The Conservatives’ enthusiasm for this form of campaigning can be traced back to last year when the party secured a surprise victory at the General Election.
Fear played a significant part in the Conservative campaign, both in posing the legitimate question over the implications of a possible Labour-SNP coalition but also through the use of the so-called dead cat strategy.
The best example of the latter was the Defence Secretary’s suggestion that Labour leader Ed Miliband might be willing to trade away Britain’s nuclear deterrent in return for Nicola Sturgeon’s backing – Michael Fallon said that the Doncaster North MP had “stabbed his own brother in the back to become Labour leader”.

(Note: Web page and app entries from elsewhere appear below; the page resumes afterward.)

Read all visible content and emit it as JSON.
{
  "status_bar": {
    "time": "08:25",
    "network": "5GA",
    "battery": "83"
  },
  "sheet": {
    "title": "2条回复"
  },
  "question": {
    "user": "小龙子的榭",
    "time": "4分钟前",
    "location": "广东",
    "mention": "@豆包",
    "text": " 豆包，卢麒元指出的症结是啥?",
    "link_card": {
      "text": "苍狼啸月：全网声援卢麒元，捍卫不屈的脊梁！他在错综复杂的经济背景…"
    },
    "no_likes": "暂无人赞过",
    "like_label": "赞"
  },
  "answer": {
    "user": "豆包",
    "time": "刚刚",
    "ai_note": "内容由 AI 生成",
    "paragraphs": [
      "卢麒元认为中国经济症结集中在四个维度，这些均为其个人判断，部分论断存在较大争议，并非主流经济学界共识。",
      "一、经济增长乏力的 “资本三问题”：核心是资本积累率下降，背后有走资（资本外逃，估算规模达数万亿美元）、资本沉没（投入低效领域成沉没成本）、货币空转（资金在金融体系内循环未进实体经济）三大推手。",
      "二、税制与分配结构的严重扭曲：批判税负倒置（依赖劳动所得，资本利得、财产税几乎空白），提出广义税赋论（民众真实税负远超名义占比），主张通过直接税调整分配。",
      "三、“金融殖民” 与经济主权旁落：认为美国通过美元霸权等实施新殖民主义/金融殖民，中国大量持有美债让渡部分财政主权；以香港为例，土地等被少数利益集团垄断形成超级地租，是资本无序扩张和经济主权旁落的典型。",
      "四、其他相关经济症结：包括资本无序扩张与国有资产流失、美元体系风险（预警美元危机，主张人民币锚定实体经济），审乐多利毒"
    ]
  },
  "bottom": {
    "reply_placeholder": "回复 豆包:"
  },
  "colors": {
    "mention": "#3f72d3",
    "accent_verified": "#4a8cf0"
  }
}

The dead cat strategy is named after the idea apparently put forward by Australian elections guru Lynton Crosby that if you were to throw a dead cat on the table at a dinner party, the guests might be repelled but you can be sure they will be talking about the dead cat.
In the Fallon case, many Conservative supporters thought he had gone too far, but nobody was talking about Labour’s plans to end “non-dom” status that allows some UK residents to avoid paying tax on overseas earnings.
But whatever part it played in 2015, last week’s results, where voters comprehensively rejected Mr Grove and Zac Goldsmith, suggest that the tactic has reached the limit of its usefulness.
In the wake of a host of policy U-turns and stumbles – over working tax credits, academies, the seven-day NHS among others – and the divisions over the EU referendum, the deployment of the dead cat looks less and less like a cunning electoral strategy, and more and more the desperate act of a party that will do anything to distract attention.
It is more than a decade since Theresa May, then Conservative Party chairman, stood up at its annual conference in Bournemouth and told activists an uncomfortable truth – namely that the Tories were seen as the “nasty party”.
That was after five years in opposition and it would be another eight before the Conservatives were back in office.
They should take a fresh look at their approach now before voters have to teach them the same lesson all over again. David Cameron should consider going back to hugging hoodies rather than throwing dead cats.
James Reed is The Yorkshire Post’s political editor.